Interface dataset entries:

++++

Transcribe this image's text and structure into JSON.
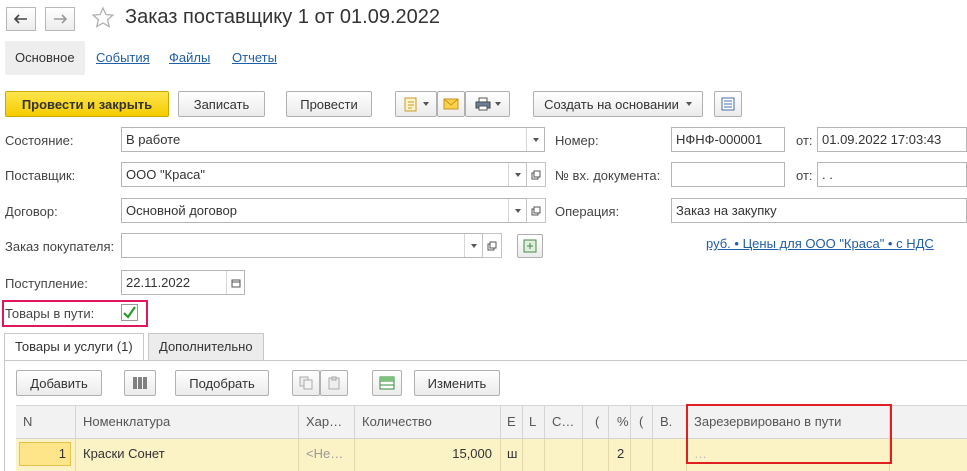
{
  "window": {
    "title": "Заказ поставщику 1 от 01.09.2022"
  },
  "tabs_top": [
    {
      "label": "Основное"
    },
    {
      "label": "События"
    },
    {
      "label": "Файлы"
    },
    {
      "label": "Отчеты"
    }
  ],
  "toolbar": {
    "post_close": "Провести и закрыть",
    "save": "Записать",
    "post": "Провести",
    "create_based": "Создать на основании"
  },
  "form": {
    "state_label": "Состояние:",
    "state_value": "В работе",
    "supplier_label": "Поставщик:",
    "supplier_value": "ООО \"Краса\"",
    "contract_label": "Договор:",
    "contract_value": "Основной договор",
    "customer_order_label": "Заказ покупателя:",
    "customer_order_value": "",
    "arrival_label": "Поступление:",
    "arrival_value": "22.11.2022",
    "in_transit_label": "Товары в пути:",
    "in_transit_checked": true,
    "number_label": "Номер:",
    "number_value": "НФНФ-000001",
    "from_label": "от:",
    "date_value": "01.09.2022 17:03:43",
    "incoming_doc_label": "№ вх. документа:",
    "incoming_doc_value": "",
    "from_label2": "от:",
    "incoming_date_value": " .  .",
    "operation_label": "Операция:",
    "operation_value": "Заказ на закупку",
    "price_link": "руб. • Цены для ООО \"Краса\" • с НДС"
  },
  "inner_tabs": [
    {
      "label": "Товары и услуги (1)"
    },
    {
      "label": "Дополнительно"
    }
  ],
  "table_toolbar": {
    "add": "Добавить",
    "pick": "Подобрать",
    "change": "Изменить"
  },
  "table": {
    "columns": [
      "N",
      "Номенклатура",
      "Хар…",
      "Количество",
      "Е",
      "L",
      "С…",
      "(",
      "%",
      "(",
      "В.",
      "Зарезервировано в пути"
    ],
    "rows": [
      {
        "n": "1",
        "item": "Краски Сонет",
        "char": "<Не…",
        "qty": "15,000",
        "e": "ш",
        "c7": "2",
        "res": "…"
      }
    ]
  },
  "colors": {
    "primary_button": "#f5cc00",
    "link": "#1f5ea8",
    "highlight_pink": "#e0185a",
    "highlight_red": "#e02020",
    "row_selected": "#fbf2c6",
    "check": "#2a9a2a"
  }
}
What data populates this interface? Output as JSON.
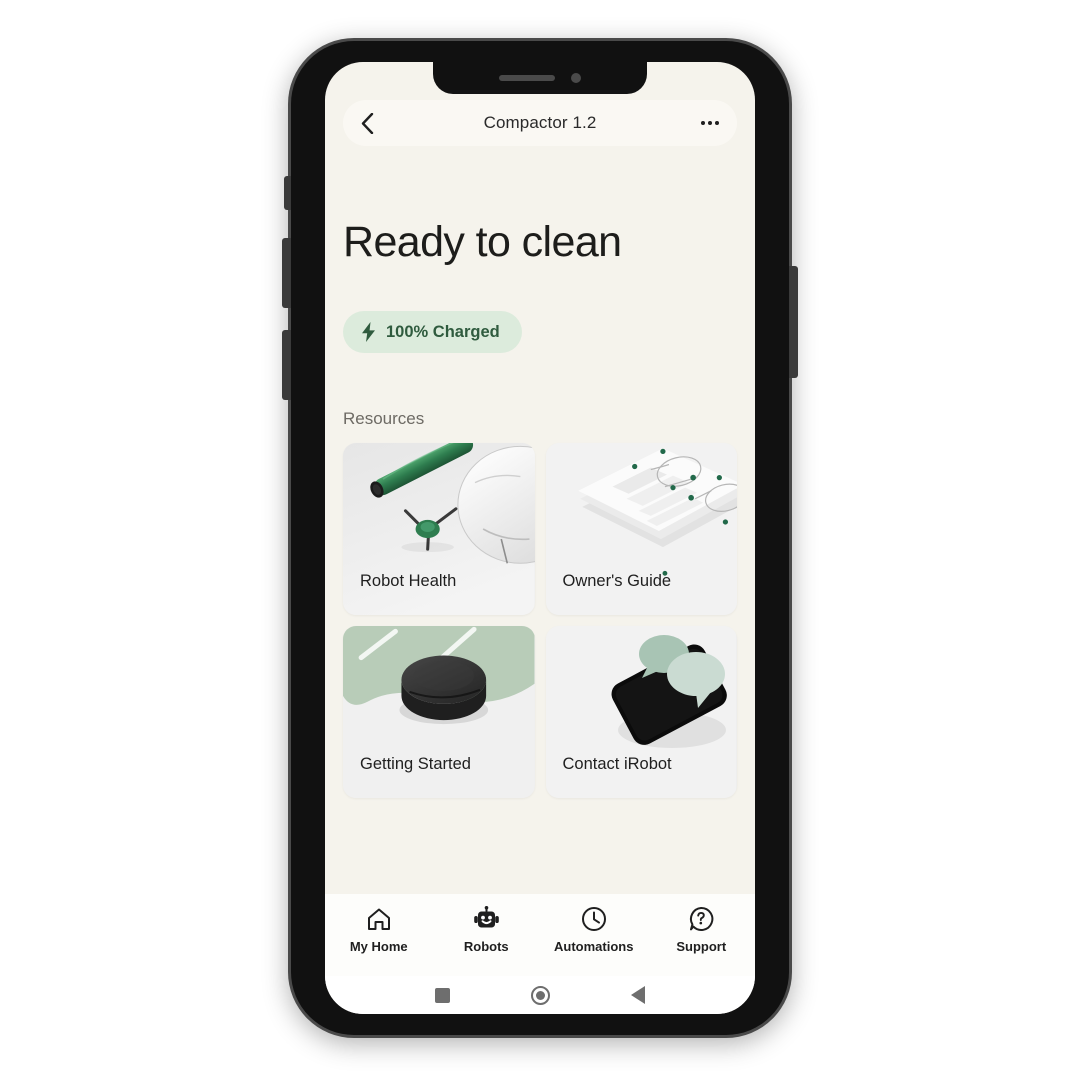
{
  "app": {
    "header": {
      "back_icon": "chevron-left-icon",
      "title": "Compactor 1.2",
      "more_icon": "ellipsis-icon"
    },
    "status": {
      "page_title": "Ready to clean",
      "battery_icon": "lightning-bolt-icon",
      "battery_label": "100% Charged",
      "battery_pill_bg": "#dcebdc",
      "battery_text_color": "#2f5b3e"
    },
    "resources": {
      "section_title": "Resources",
      "cards": [
        {
          "label": "Robot Health",
          "art": "brush-and-robot"
        },
        {
          "label": "Owner's Guide",
          "art": "isometric-pages"
        },
        {
          "label": "Getting Started",
          "art": "robot-on-floor"
        },
        {
          "label": "Contact iRobot",
          "art": "phone-with-chat-bubbles"
        }
      ]
    },
    "tabbar": {
      "tabs": [
        {
          "label": "My Home",
          "icon": "home-icon",
          "active": false
        },
        {
          "label": "Robots",
          "icon": "robot-icon",
          "active": true
        },
        {
          "label": "Automations",
          "icon": "clock-icon",
          "active": false
        },
        {
          "label": "Support",
          "icon": "question-bubble-icon",
          "active": false
        }
      ]
    }
  },
  "device": {
    "navbar": {
      "recents_icon": "square-icon",
      "home_icon": "circle-icon",
      "back_icon": "triangle-left-icon"
    },
    "notch": {
      "speaker": "speaker-slot",
      "camera": "front-camera"
    },
    "buttons": [
      "mute-switch",
      "volume-up",
      "volume-down",
      "power"
    ]
  },
  "theme": {
    "screen_bg": "#f5f3ec",
    "header_bg": "#faf8f3",
    "card_bg": "#eeeeee",
    "tabbar_bg": "#fdfdfb",
    "accent_green": "#2e7d4f",
    "sage": "#b8ccb8"
  }
}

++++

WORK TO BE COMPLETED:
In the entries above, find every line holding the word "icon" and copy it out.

TASK OUTPUT:
      "back_icon": "chevron-left-icon",
      "more_icon": "ellipsis-icon"
      "battery_icon": "lightning-bolt-icon",
          "icon": "home-icon",
          "icon": "robot-icon",
          "icon": "clock-icon",
          "icon": "question-bubble-icon",
      "recents_icon": "square-icon",
      "home_icon": "circle-icon",
      "back_icon": "triangle-left-icon"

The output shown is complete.